I think communication is key to success. If we are not informed, we fill in the blanks mentally and, even if those thoughts are incorrect, they become reality in our mind.

My leadership style is simple: Everyone will rise to the level of our expectation. I believe communicating that level and allowing autonomy to complete the work brings satisfaction and success. I believe teamwork is usually the best approach and also creates success. In that regard, if one is successful, we are all successful. 

I have been given opportunities to grow and I want to allow those same opportunities to others.

Would you tell us about your coworkers at home?
My wife and I have been married for 32 years. We are semi-empty nesters. We have three adult children, two girls and a boy, who are on their own, but our youngest son recently moved home after being away at a junior college. He will continue his education at a university that is closer to home this fall.

My wife is “retired” after 18 years in the community development department of the city in which we live. I say “retired” because she works harder now taking care of me than she did at work. We also have one of the best blessings in life: a granddaughter who keeps us hopping!

During WAPA’s period of maximum telework, what do you think was the most valuable lesson you’ve learned as a leader? 
Being prepared and being flexible is key to being successful. The foresight of our Information Technology leadership that had prepared WAPA’s systems and equipment to quickly pivot to a remote work environment was key to our success.

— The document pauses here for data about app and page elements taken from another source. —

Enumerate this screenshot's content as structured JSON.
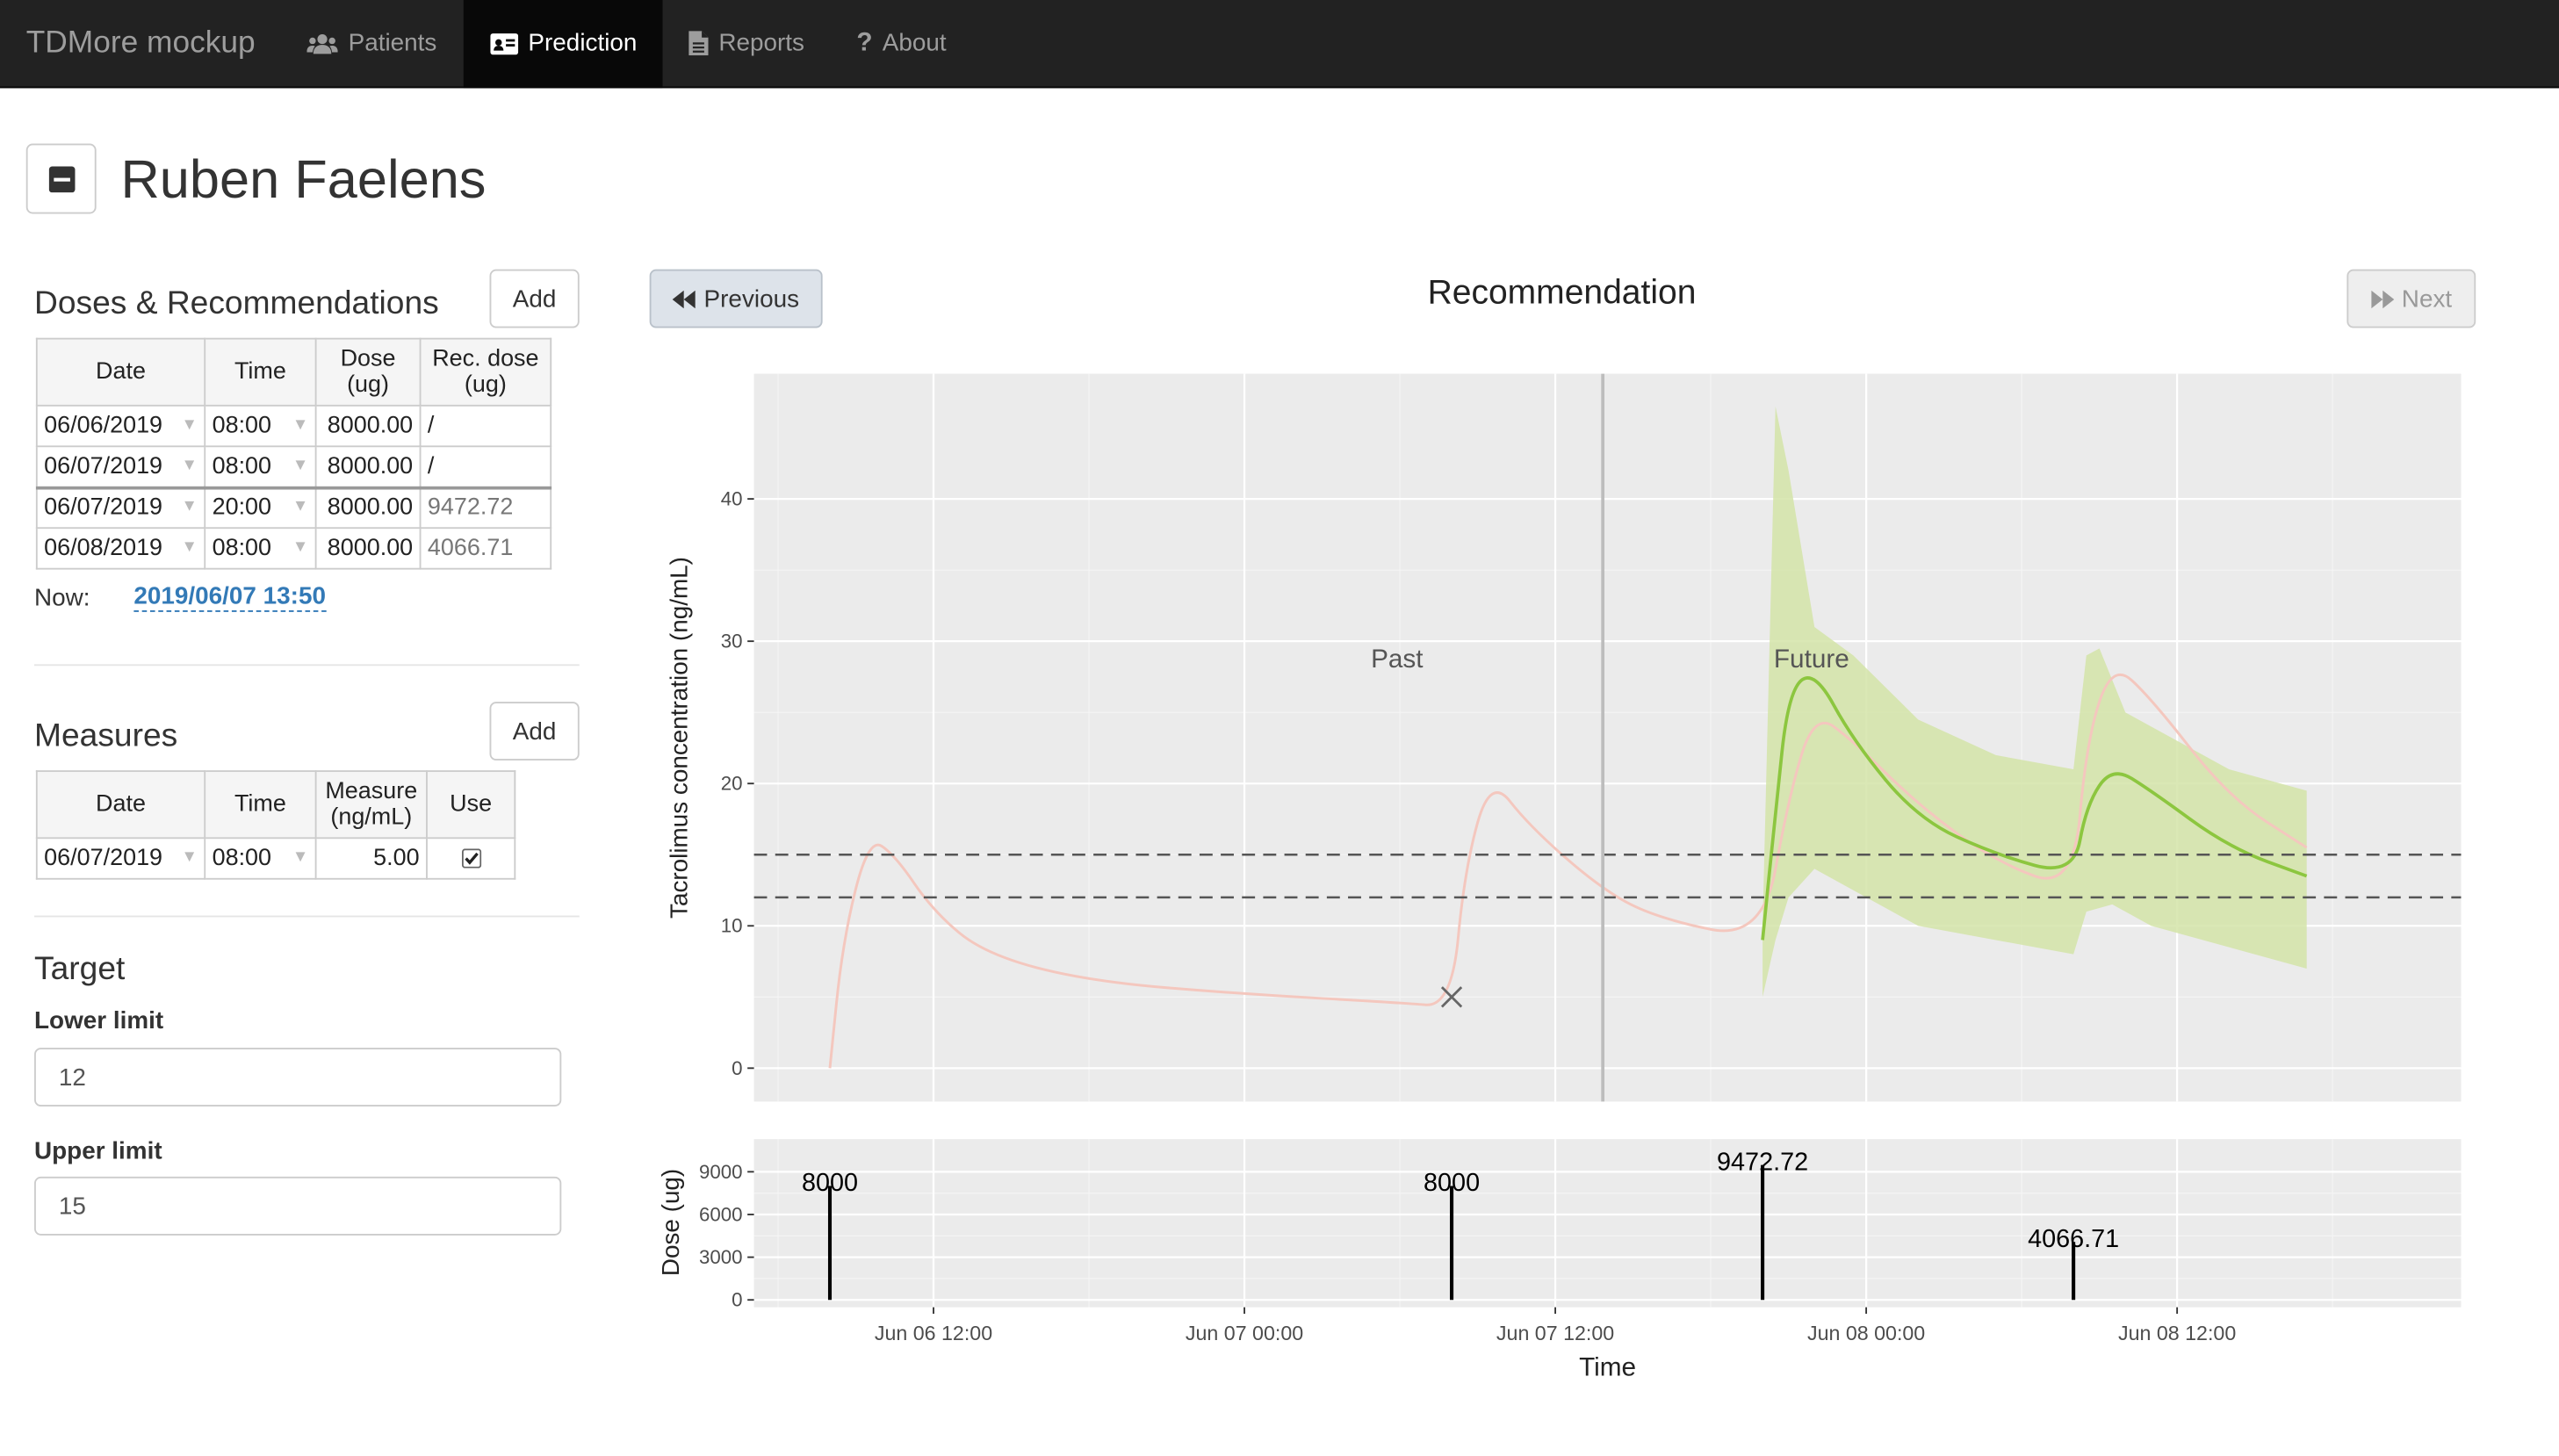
{
  "navbar": {
    "brand": "TDMore mockup",
    "items": [
      {
        "label": "Patients",
        "icon": "users-icon",
        "active": false
      },
      {
        "label": "Prediction",
        "icon": "id-card-icon",
        "active": true
      },
      {
        "label": "Reports",
        "icon": "file-icon",
        "active": false
      },
      {
        "label": "About",
        "icon": "question-icon",
        "active": false
      }
    ]
  },
  "patient": {
    "name": "Ruben Faelens"
  },
  "doses": {
    "title": "Doses & Recommendations",
    "add_label": "Add",
    "headers": {
      "date": "Date",
      "time": "Time",
      "dose_1": "Dose",
      "dose_2": "(ug)",
      "rec_1": "Rec. dose",
      "rec_2": "(ug)"
    },
    "rows": [
      {
        "date": "06/06/2019",
        "time": "08:00",
        "dose": "8000.00",
        "rec": "/"
      },
      {
        "date": "06/07/2019",
        "time": "08:00",
        "dose": "8000.00",
        "rec": "/"
      },
      {
        "date": "06/07/2019",
        "time": "20:00",
        "dose": "8000.00",
        "rec": "9472.72"
      },
      {
        "date": "06/08/2019",
        "time": "08:00",
        "dose": "8000.00",
        "rec": "4066.71"
      }
    ],
    "now_label": "Now:",
    "now_value": "2019/06/07 13:50"
  },
  "measures": {
    "title": "Measures",
    "add_label": "Add",
    "headers": {
      "date": "Date",
      "time": "Time",
      "measure_1": "Measure",
      "measure_2": "(ng/mL)",
      "use": "Use"
    },
    "rows": [
      {
        "date": "06/07/2019",
        "time": "08:00",
        "measure": "5.00",
        "use": true
      }
    ]
  },
  "target": {
    "title": "Target",
    "lower_label": "Lower limit",
    "lower_value": "12",
    "upper_label": "Upper limit",
    "upper_value": "15"
  },
  "recommendation": {
    "title": "Recommendation",
    "previous_label": "Previous",
    "next_label": "Next"
  },
  "colors": {
    "past_curve": "#f4c7be",
    "future_curve": "#8cc63f",
    "ci_band": "#d4e4a8",
    "panel_bg": "#ebebeb"
  },
  "chart_data": [
    {
      "type": "line",
      "title": "",
      "xlabel": "",
      "ylabel": "Tacrolimus concentration (ng/mL)",
      "ylim": [
        0,
        45
      ],
      "yticks": [
        0,
        10,
        20,
        30,
        40
      ],
      "grid": true,
      "annotations": {
        "past": "Past",
        "future": "Future",
        "now": "2019-06-07 13:50"
      },
      "target_lines": [
        12,
        15
      ],
      "observations": [
        {
          "x": "2019-06-07 08:00",
          "y": 5
        }
      ],
      "series": [
        {
          "role": "past",
          "x": [
            "2019-06-06 08:00",
            "2019-06-06 08:30",
            "2019-06-06 09:30",
            "2019-06-06 10:30",
            "2019-06-06 12:00",
            "2019-06-06 14:00",
            "2019-06-06 18:00",
            "2019-06-07 00:00",
            "2019-06-07 06:00",
            "2019-06-07 08:00",
            "2019-06-07 08:30",
            "2019-06-07 09:30",
            "2019-06-07 11:00",
            "2019-06-07 13:50",
            "2019-06-07 16:00",
            "2019-06-07 20:00",
            "2019-06-07 21:00",
            "2019-06-07 22:00",
            "2019-06-07 23:30",
            "2019-06-08 02:00",
            "2019-06-08 05:00",
            "2019-06-08 08:00",
            "2019-06-08 08:30",
            "2019-06-08 09:30",
            "2019-06-08 11:00",
            "2019-06-08 14:00",
            "2019-06-08 17:00"
          ],
          "y": [
            0,
            9,
            16.2,
            15,
            11,
            8,
            6.1,
            5.2,
            4.6,
            4.3,
            14,
            20.5,
            17,
            12.5,
            10.5,
            9,
            19,
            25,
            23,
            18.5,
            14.5,
            12.5,
            23,
            28.5,
            26,
            19,
            15.5
          ]
        },
        {
          "role": "future",
          "x": [
            "2019-06-07 20:00",
            "2019-06-07 20:30",
            "2019-06-07 21:00",
            "2019-06-07 22:00",
            "2019-06-07 23:30",
            "2019-06-08 02:00",
            "2019-06-08 05:00",
            "2019-06-08 08:00",
            "2019-06-08 08:30",
            "2019-06-08 09:30",
            "2019-06-08 11:00",
            "2019-06-08 14:00",
            "2019-06-08 17:00"
          ],
          "y": [
            9,
            18,
            26.5,
            28,
            23,
            17.5,
            15,
            13.5,
            18.5,
            21.2,
            19.5,
            15.5,
            13.5
          ]
        },
        {
          "role": "ci_upper",
          "x": [
            "2019-06-07 20:00",
            "2019-06-07 20:30",
            "2019-06-07 21:00",
            "2019-06-07 22:00",
            "2019-06-07 23:30",
            "2019-06-08 02:00",
            "2019-06-08 05:00",
            "2019-06-08 08:00",
            "2019-06-08 08:30",
            "2019-06-08 09:00",
            "2019-06-08 10:00",
            "2019-06-08 14:00",
            "2019-06-08 17:00"
          ],
          "y": [
            10,
            46.5,
            42,
            31,
            29,
            24.5,
            22,
            21,
            29,
            29.5,
            25,
            21,
            19.5
          ]
        },
        {
          "role": "ci_lower",
          "x": [
            "2019-06-07 20:00",
            "2019-06-07 20:30",
            "2019-06-07 21:00",
            "2019-06-07 22:00",
            "2019-06-07 23:30",
            "2019-06-08 02:00",
            "2019-06-08 05:00",
            "2019-06-08 08:00",
            "2019-06-08 08:30",
            "2019-06-08 09:30",
            "2019-06-08 11:00",
            "2019-06-08 14:00",
            "2019-06-08 17:00"
          ],
          "y": [
            5,
            9,
            12,
            14,
            12.5,
            10,
            9,
            8,
            11,
            11.5,
            10,
            8.5,
            7
          ]
        }
      ]
    },
    {
      "type": "bar",
      "xlabel": "Time",
      "ylabel": "Dose (ug)",
      "ylim": [
        0,
        10000
      ],
      "yticks": [
        0,
        3000,
        6000,
        9000
      ],
      "xticks": [
        "Jun 06 12:00",
        "Jun 07 00:00",
        "Jun 07 12:00",
        "Jun 08 00:00",
        "Jun 08 12:00"
      ],
      "x": [
        "2019-06-06 08:00",
        "2019-06-07 08:00",
        "2019-06-07 20:00",
        "2019-06-08 08:00"
      ],
      "values": [
        8000,
        8000,
        9472.72,
        4066.71
      ],
      "labels": [
        "8000",
        "8000",
        "9472.72",
        "4066.71"
      ]
    }
  ]
}
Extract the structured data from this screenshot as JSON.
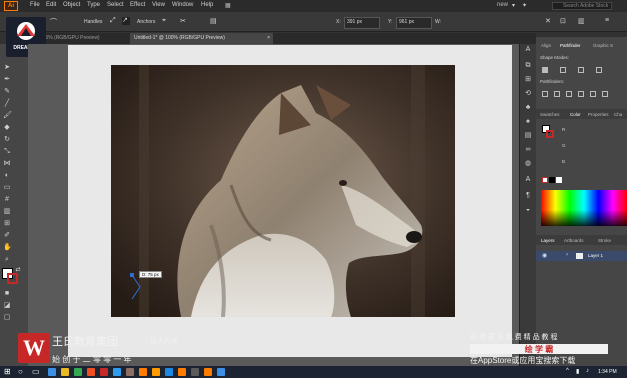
{
  "menu": {
    "items": [
      "File",
      "Edit",
      "Object",
      "Type",
      "Select",
      "Effect",
      "View",
      "Window",
      "Help"
    ],
    "workspace": "new",
    "search_placeholder": "Search Adobe Stock"
  },
  "control_bar": {
    "handles_label": "Handles",
    "anchors_label": "Anchors",
    "x_label": "X:",
    "x_value": "391 px",
    "y_label": "Y:",
    "y_value": "961 px",
    "w_label": "W:"
  },
  "tabs": [
    {
      "label": "...@ 25% (RGB/GPU Preview)",
      "active": false
    },
    {
      "label": "Untitled-1* @ 100% (RGB/GPU Preview)",
      "active": true
    }
  ],
  "logo": {
    "name": "DREAMER"
  },
  "tooltip": {
    "value": "D: 75 px"
  },
  "panels": {
    "top_tabs": [
      "Align",
      "Pathfinder",
      "Graphic S"
    ],
    "shape_modes_label": "Shape Modes:",
    "pathfinders_label": "Pathfinders:",
    "mid_tabs": [
      "Swatches",
      "Color",
      "Properties",
      "Cha"
    ],
    "color_channels": [
      "R",
      "G",
      "B"
    ],
    "bottom_tabs": [
      "Layers",
      "Artboards",
      "Stroke"
    ],
    "layer_name": "Layer 1"
  },
  "watermark": {
    "company": "王氏教育集团",
    "slogan": "以人为本",
    "motto": "始 创 于 二 零 零 一 年",
    "right_line1": "获 得 更 多 免 费 精 品 教 程",
    "badge": "绘 学 霸",
    "right_line2": "在AppStore或应用宝搜索下载"
  },
  "taskbar": {
    "clock": "1:34 PM",
    "icon_colors": [
      "#3a8ee6",
      "#e8b923",
      "#34a853",
      "#f04e23",
      "#c62828",
      "#2d9bf0",
      "#8d6e63",
      "#ff7c00",
      "#ff9a00",
      "#1e88e5",
      "#ff7c00",
      "#5a5a5a",
      "#ff7c00",
      "#3a8ee6"
    ]
  },
  "colors": {
    "accent": "#ff7c00",
    "layer_highlight": "#3a4a6b",
    "watermark_red": "#c62828"
  }
}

I am an introvert by nature, but I did learn that we all need face-to-face interaction to build and maintain relationships. I am grateful we are able to return to some sense of our past in meeting together.

Last modified on March 5th, 2024